#### [What the task requires]
Work through the records below and copy every line that includes "long".
━━ Records for the task ━━
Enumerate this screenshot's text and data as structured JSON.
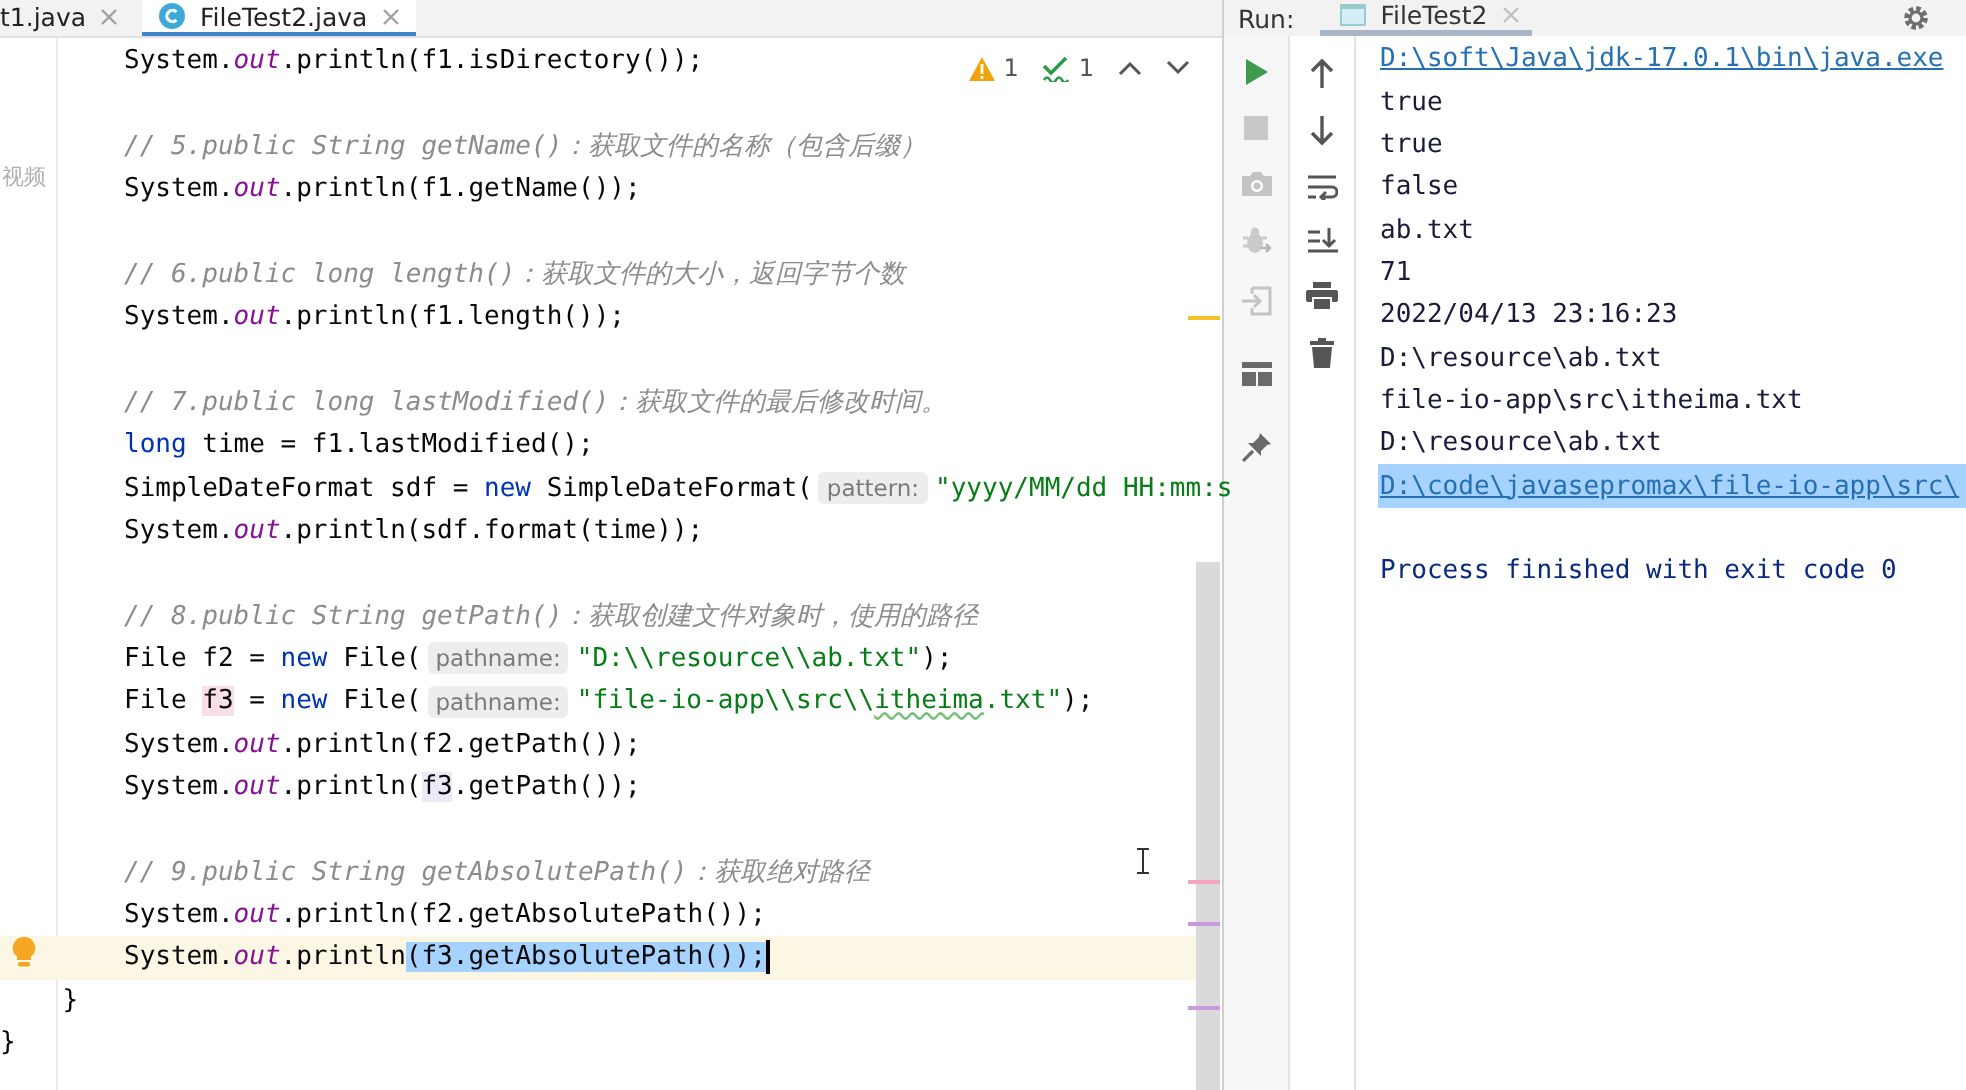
{
  "editor": {
    "tabs": [
      {
        "label": "t1.java",
        "selected": false,
        "kind": "plain"
      },
      {
        "label": "FileTest2.java",
        "selected": true,
        "kind": "class"
      }
    ],
    "side_text": "视频",
    "inspections": [
      {
        "kind": "warning",
        "count": "1"
      },
      {
        "kind": "typo",
        "count": "1"
      }
    ],
    "method_body": [
      {
        "current": false,
        "segments": [
          {
            "kind": "plain",
            "text": "System."
          },
          {
            "kind": "field",
            "text": "out"
          },
          {
            "kind": "plain",
            "text": ".println(f1.isDirectory());"
          }
        ]
      },
      {
        "current": false
      },
      {
        "current": false,
        "segments": [
          {
            "kind": "comment",
            "text": "// 5.public String getName()：获取文件的名称（包含后缀）"
          }
        ]
      },
      {
        "current": false,
        "segments": [
          {
            "kind": "plain",
            "text": "System."
          },
          {
            "kind": "field",
            "text": "out"
          },
          {
            "kind": "plain",
            "text": ".println(f1.getName());"
          }
        ]
      },
      {
        "current": false
      },
      {
        "current": false,
        "segments": [
          {
            "kind": "comment",
            "text": "// 6.public long length()：获取文件的大小，返回字节个数"
          }
        ]
      },
      {
        "current": false,
        "segments": [
          {
            "kind": "plain",
            "text": "System."
          },
          {
            "kind": "field",
            "text": "out"
          },
          {
            "kind": "plain",
            "text": ".println(f1.length());"
          }
        ]
      },
      {
        "current": false
      },
      {
        "current": false,
        "segments": [
          {
            "kind": "comment",
            "text": "// 7.public long lastModified()：获取文件的最后修改时间。"
          }
        ]
      },
      {
        "current": false,
        "segments": [
          {
            "kind": "keyword",
            "text": "long"
          },
          {
            "kind": "plain",
            "text": " time = f1.lastModified();"
          }
        ]
      },
      {
        "current": false,
        "segments": [
          {
            "kind": "plain",
            "text": "SimpleDateFormat sdf = "
          },
          {
            "kind": "keyword",
            "text": "new"
          },
          {
            "kind": "plain",
            "text": " SimpleDateFormat("
          },
          {
            "kind": "hint",
            "text": "pattern:"
          },
          {
            "kind": "string",
            "text": "\"yyyy/MM/dd HH:mm:s"
          }
        ]
      },
      {
        "current": false,
        "segments": [
          {
            "kind": "plain",
            "text": "System."
          },
          {
            "kind": "field",
            "text": "out"
          },
          {
            "kind": "plain",
            "text": ".println(sdf.format(time));"
          }
        ]
      },
      {
        "current": false
      },
      {
        "current": false,
        "segments": [
          {
            "kind": "comment",
            "text": "// 8.public String getPath()：获取创建文件对象时，使用的路径"
          }
        ]
      },
      {
        "current": false,
        "segments": [
          {
            "kind": "plain",
            "text": "File f2 = "
          },
          {
            "kind": "keyword",
            "text": "new"
          },
          {
            "kind": "plain",
            "text": " File("
          },
          {
            "kind": "hint",
            "text": "pathname:"
          },
          {
            "kind": "string",
            "text": "\"D:\\\\resource\\\\ab.txt\""
          },
          {
            "kind": "plain",
            "text": ");"
          }
        ]
      },
      {
        "current": false,
        "segments": [
          {
            "kind": "plain",
            "text": "File "
          },
          {
            "kind": "declmark",
            "text": "f3"
          },
          {
            "kind": "plain",
            "text": " = "
          },
          {
            "kind": "keyword",
            "text": "new"
          },
          {
            "kind": "plain",
            "text": " File("
          },
          {
            "kind": "hint",
            "text": "pathname:"
          },
          {
            "kind": "string",
            "text": "\"file-io-app\\\\src\\\\"
          },
          {
            "kind": "typo",
            "text": "itheima"
          },
          {
            "kind": "string",
            "text": ".txt\""
          },
          {
            "kind": "plain",
            "text": ");"
          }
        ]
      },
      {
        "current": false,
        "segments": [
          {
            "kind": "plain",
            "text": "System."
          },
          {
            "kind": "field",
            "text": "out"
          },
          {
            "kind": "plain",
            "text": ".println(f2.getPath());"
          }
        ]
      },
      {
        "current": false,
        "segments": [
          {
            "kind": "plain",
            "text": "System."
          },
          {
            "kind": "field",
            "text": "out"
          },
          {
            "kind": "plain",
            "text": ".println("
          },
          {
            "kind": "usemark",
            "text": "f3"
          },
          {
            "kind": "plain",
            "text": ".getPath());"
          }
        ]
      },
      {
        "current": false
      },
      {
        "current": false,
        "segments": [
          {
            "kind": "comment",
            "text": "// 9.public String getAbsolutePath()：获取绝对路径"
          }
        ]
      },
      {
        "current": false,
        "segments": [
          {
            "kind": "plain",
            "text": "System."
          },
          {
            "kind": "field",
            "text": "out"
          },
          {
            "kind": "plain",
            "text": ".println(f2.getAbsolutePath());"
          }
        ]
      },
      {
        "current": true,
        "segments": [
          {
            "kind": "plain",
            "text": "System."
          },
          {
            "kind": "field",
            "text": "out"
          },
          {
            "kind": "plain",
            "text": ".println"
          },
          {
            "kind": "selection",
            "text": "(f3.getAbsolutePath());"
          }
        ]
      }
    ],
    "closing_lines": [
      "    }",
      "}"
    ]
  },
  "run": {
    "label": "Run:",
    "tabs": [
      {
        "label": "FileTest2",
        "selected": true
      }
    ],
    "output": [
      {
        "kind": "link",
        "selected": false,
        "text": "D:\\soft\\Java\\jdk-17.0.1\\bin\\java.exe"
      },
      {
        "kind": "text",
        "selected": false,
        "text": "true"
      },
      {
        "kind": "text",
        "selected": false,
        "text": "true"
      },
      {
        "kind": "text",
        "selected": false,
        "text": "false"
      },
      {
        "kind": "text",
        "selected": false,
        "text": "ab.txt"
      },
      {
        "kind": "text",
        "selected": false,
        "text": "71"
      },
      {
        "kind": "text",
        "selected": false,
        "text": "2022/04/13 23:16:23"
      },
      {
        "kind": "text",
        "selected": false,
        "text": "D:\\resource\\ab.txt"
      },
      {
        "kind": "text",
        "selected": false,
        "text": "file-io-app\\src\\itheima.txt"
      },
      {
        "kind": "text",
        "selected": false,
        "text": "D:\\resource\\ab.txt"
      },
      {
        "kind": "link",
        "selected": true,
        "text": "D:\\code\\javasepromax\\file-io-app\\src\\"
      },
      {
        "kind": "blank",
        "selected": false
      },
      {
        "kind": "info",
        "selected": false,
        "text": "Process finished with exit code 0"
      }
    ]
  }
}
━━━
#### [Completed exercise]
            "text": "// 6.public long length()：获取文件的大小，返回字节个数"
            "text": "// 7.public long lastModified()：获取文件的最后修改时间。"
            "text": "long"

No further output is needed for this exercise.